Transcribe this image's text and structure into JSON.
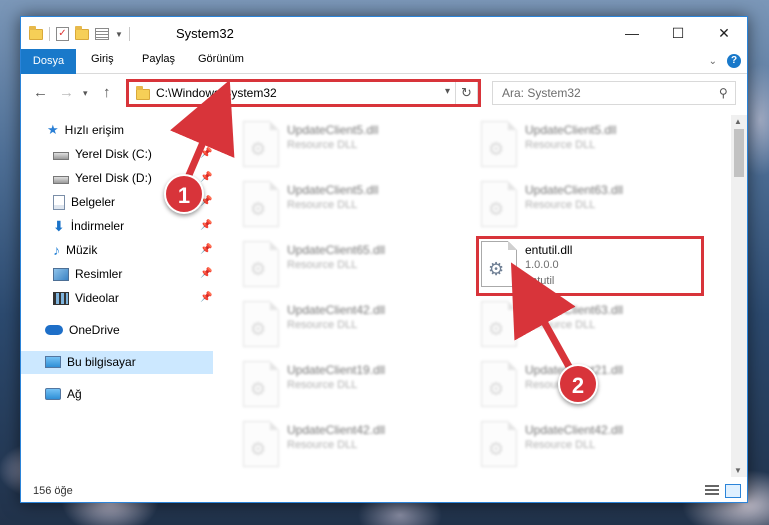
{
  "window": {
    "title": "System32",
    "minimize": "—",
    "maximize": "☐",
    "close": "✕"
  },
  "ribbon": {
    "tabs": [
      "Dosya",
      "Giriş",
      "Paylaş",
      "Görünüm"
    ]
  },
  "address": {
    "path": "C:\\Windows\\System32",
    "search_placeholder": "Ara: System32"
  },
  "sidebar": {
    "items": [
      {
        "label": "Hızlı erişim",
        "icon": "star-icon"
      },
      {
        "label": "Yerel Disk (C:)",
        "icon": "disk-icon",
        "pinned": true
      },
      {
        "label": "Yerel Disk (D:)",
        "icon": "disk-icon",
        "pinned": true
      },
      {
        "label": "Belgeler",
        "icon": "documents-icon",
        "pinned": true
      },
      {
        "label": "İndirmeler",
        "icon": "download-icon",
        "pinned": true
      },
      {
        "label": "Müzik",
        "icon": "music-icon",
        "pinned": true
      },
      {
        "label": "Resimler",
        "icon": "pictures-icon",
        "pinned": true
      },
      {
        "label": "Videolar",
        "icon": "videos-icon",
        "pinned": true
      },
      {
        "label": "OneDrive",
        "icon": "cloud-icon"
      },
      {
        "label": "Bu bilgisayar",
        "icon": "computer-icon",
        "selected": true
      },
      {
        "label": "Ağ",
        "icon": "network-icon"
      }
    ]
  },
  "files": {
    "left": [
      {
        "name": "UpdateClient5.dll",
        "type": "Resource DLL"
      },
      {
        "name": "UpdateClient5.dll",
        "type": "Resource DLL"
      },
      {
        "name": "UpdateClient65.dll",
        "type": "Resource DLL"
      },
      {
        "name": "UpdateClient42.dll",
        "type": "Resource DLL"
      },
      {
        "name": "UpdateClient19.dll",
        "type": "Resource DLL"
      },
      {
        "name": "UpdateClient42.dll",
        "type": "Resource DLL"
      }
    ],
    "right": [
      {
        "name": "UpdateClient5.dll",
        "type": "Resource DLL"
      },
      {
        "name": "UpdateClient63.dll",
        "type": "Resource DLL"
      },
      {
        "name": "entutil.dll",
        "version": "1.0.0.0",
        "desc": "entutil",
        "highlighted": true
      },
      {
        "name": "UpdateClient63.dll",
        "type": "Resource DLL"
      },
      {
        "name": "UpdateClient21.dll",
        "type": "Resource DLL"
      },
      {
        "name": "UpdateClient42.dll",
        "type": "Resource DLL"
      }
    ]
  },
  "status": {
    "item_count": "156 öğe"
  },
  "annotations": {
    "badge1": "1",
    "badge2": "2",
    "accent": "#d8343a"
  }
}
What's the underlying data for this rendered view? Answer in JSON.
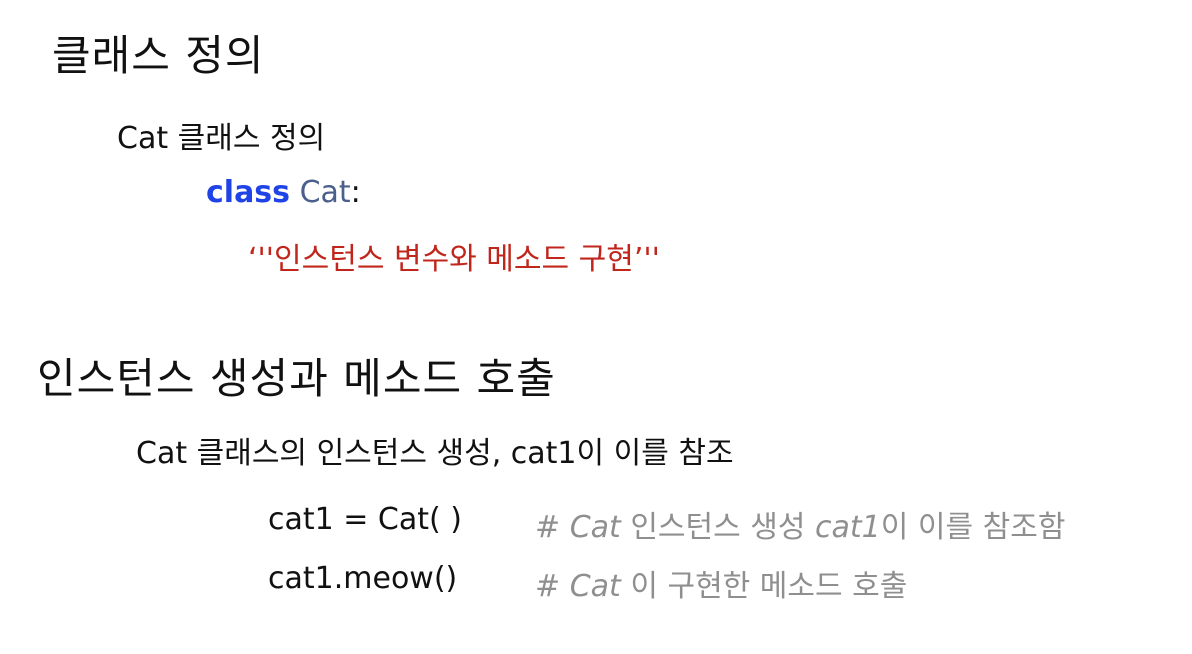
{
  "section1": {
    "title": "클래스 정의",
    "subtitle": "Cat 클래스 정의",
    "code": {
      "keyword": "class",
      "class_name": "Cat",
      "colon": ":",
      "docstring": "‘''인스턴스 변수와 메소드 구현’''"
    }
  },
  "section2": {
    "title": "인스턴스 생성과 메소드 호출",
    "subtitle": "Cat 클래스의 인스턴스 생성, cat1이 이를 참조",
    "lines": [
      {
        "code": "cat1 = Cat( )",
        "comment_hash": "#",
        "comment_italic": "Cat",
        "comment_mid": "인스턴스 생성",
        "comment_italic2": "cat1",
        "comment_end": "이 이를 참조함"
      },
      {
        "code": "cat1.meow()",
        "comment_hash": "#",
        "comment_italic": "Cat",
        "comment_end": "이 구현한 메소드 호출"
      }
    ]
  },
  "colors": {
    "keyword": "#1f43e6",
    "class_name": "#4a5f8c",
    "string": "#c0261c",
    "comment": "#8f8f8f"
  }
}
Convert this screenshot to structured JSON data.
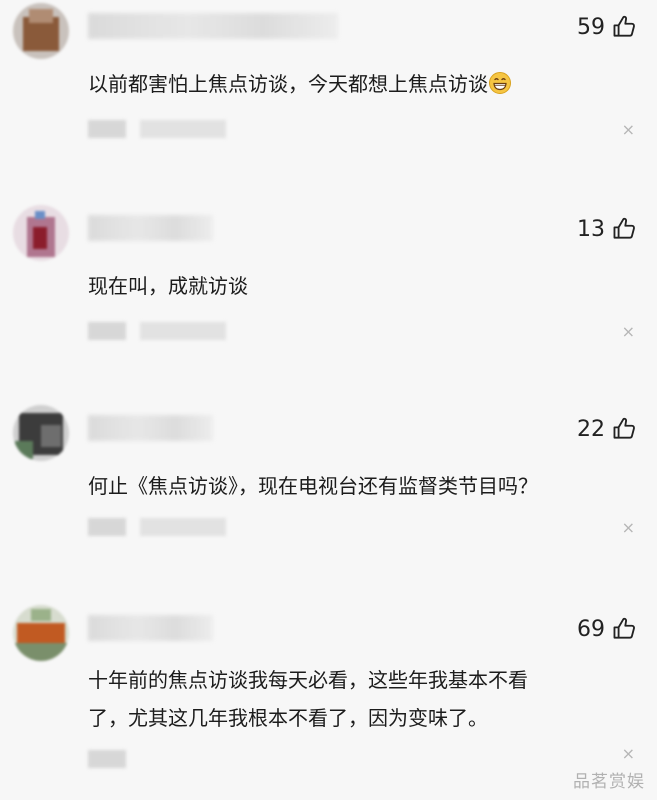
{
  "comments": [
    {
      "likes": "59",
      "text": "以前都害怕上焦点访谈，今天都想上焦点访谈",
      "has_emoji": true
    },
    {
      "likes": "13",
      "text": "现在叫，成就访谈"
    },
    {
      "likes": "22",
      "text": "何止《焦点访谈》，现在电视台还有监督类节目吗？"
    },
    {
      "likes": "69",
      "text_line1": "十年前的焦点访谈我每天必看，这些年我基本不看",
      "text_line2": "了，尤其这几年我根本不看了，因为变味了。"
    }
  ],
  "icons": {
    "like": "thumbs-up-icon",
    "close": "close-icon",
    "emoji": "grinning-face-emoji"
  },
  "close_glyph": "×",
  "watermark": "品茗赏娱",
  "colors": {
    "background": "#f7f7f7",
    "text": "#1c1c1c",
    "muted": "#b6b6b6",
    "emoji_face": "#f6c542"
  }
}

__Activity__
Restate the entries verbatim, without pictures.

__The completed task__
Transcribe this image's text and structure into JSON.
{
  "window": {
    "title": "System32",
    "minimize": "—",
    "maximize": "☐",
    "close": "✕"
  },
  "ribbon": {
    "tabs": [
      "Dosya",
      "Giriş",
      "Paylaş",
      "Görünüm"
    ]
  },
  "address": {
    "path": "C:\\Windows\\System32",
    "search_placeholder": "Ara: System32"
  },
  "sidebar": {
    "items": [
      {
        "label": "Hızlı erişim",
        "icon": "star-icon"
      },
      {
        "label": "Yerel Disk (C:)",
        "icon": "disk-icon",
        "pinned": true
      },
      {
        "label": "Yerel Disk (D:)",
        "icon": "disk-icon",
        "pinned": true
      },
      {
        "label": "Belgeler",
        "icon": "documents-icon",
        "pinned": true
      },
      {
        "label": "İndirmeler",
        "icon": "download-icon",
        "pinned": true
      },
      {
        "label": "Müzik",
        "icon": "music-icon",
        "pinned": true
      },
      {
        "label": "Resimler",
        "icon": "pictures-icon",
        "pinned": true
      },
      {
        "label": "Videolar",
        "icon": "videos-icon",
        "pinned": true
      },
      {
        "label": "OneDrive",
        "icon": "cloud-icon"
      },
      {
        "label": "Bu bilgisayar",
        "icon": "computer-icon",
        "selected": true
      },
      {
        "label": "Ağ",
        "icon": "network-icon"
      }
    ]
  },
  "files": {
    "left": [
      {
        "name": "UpdateClient5.dll",
        "type": "Resource DLL"
      },
      {
        "name": "UpdateClient5.dll",
        "type": "Resource DLL"
      },
      {
        "name": "UpdateClient65.dll",
        "type": "Resource DLL"
      },
      {
        "name": "UpdateClient42.dll",
        "type": "Resource DLL"
      },
      {
        "name": "UpdateClient19.dll",
        "type": "Resource DLL"
      },
      {
        "name": "UpdateClient42.dll",
        "type": "Resource DLL"
      }
    ],
    "right": [
      {
        "name": "UpdateClient5.dll",
        "type": "Resource DLL"
      },
      {
        "name": "UpdateClient63.dll",
        "type": "Resource DLL"
      },
      {
        "name": "entutil.dll",
        "version": "1.0.0.0",
        "desc": "entutil",
        "highlighted": true
      },
      {
        "name": "UpdateClient63.dll",
        "type": "Resource DLL"
      },
      {
        "name": "UpdateClient21.dll",
        "type": "Resource DLL"
      },
      {
        "name": "UpdateClient42.dll",
        "type": "Resource DLL"
      }
    ]
  },
  "status": {
    "item_count": "156 öğe"
  },
  "annotations": {
    "badge1": "1",
    "badge2": "2",
    "accent": "#d8343a"
  }
}
What's the underlying data for this rendered view? Answer in JSON.
{
  "section1": {
    "title": "클래스 정의",
    "subtitle": "Cat 클래스 정의",
    "code": {
      "keyword": "class",
      "class_name": "Cat",
      "colon": ":",
      "docstring": "‘''인스턴스 변수와 메소드 구현’''"
    }
  },
  "section2": {
    "title": "인스턴스 생성과 메소드 호출",
    "subtitle": "Cat 클래스의 인스턴스 생성, cat1이 이를 참조",
    "lines": [
      {
        "code": "cat1 = Cat( )",
        "comment_hash": "#",
        "comment_italic": "Cat",
        "comment_mid": "인스턴스 생성",
        "comment_italic2": "cat1",
        "comment_end": "이 이를 참조함"
      },
      {
        "code": "cat1.meow()",
        "comment_hash": "#",
        "comment_italic": "Cat",
        "comment_end": "이 구현한 메소드 호출"
      }
    ]
  },
  "colors": {
    "keyword": "#1f43e6",
    "class_name": "#4a5f8c",
    "string": "#c0261c",
    "comment": "#8f8f8f"
  }
}
Convert this screenshot to structured JSON data.
{
  "comments": [
    {
      "likes": "59",
      "text": "以前都害怕上焦点访谈，今天都想上焦点访谈",
      "has_emoji": true
    },
    {
      "likes": "13",
      "text": "现在叫，成就访谈"
    },
    {
      "likes": "22",
      "text": "何止《焦点访谈》，现在电视台还有监督类节目吗？"
    },
    {
      "likes": "69",
      "text_line1": "十年前的焦点访谈我每天必看，这些年我基本不看",
      "text_line2": "了，尤其这几年我根本不看了，因为变味了。"
    }
  ],
  "icons": {
    "like": "thumbs-up-icon",
    "close": "close-icon",
    "emoji": "grinning-face-emoji"
  },
  "close_glyph": "×",
  "watermark": "品茗赏娱",
  "colors": {
    "background": "#f7f7f7",
    "text": "#1c1c1c",
    "muted": "#b6b6b6",
    "emoji_face": "#f6c542"
  }
}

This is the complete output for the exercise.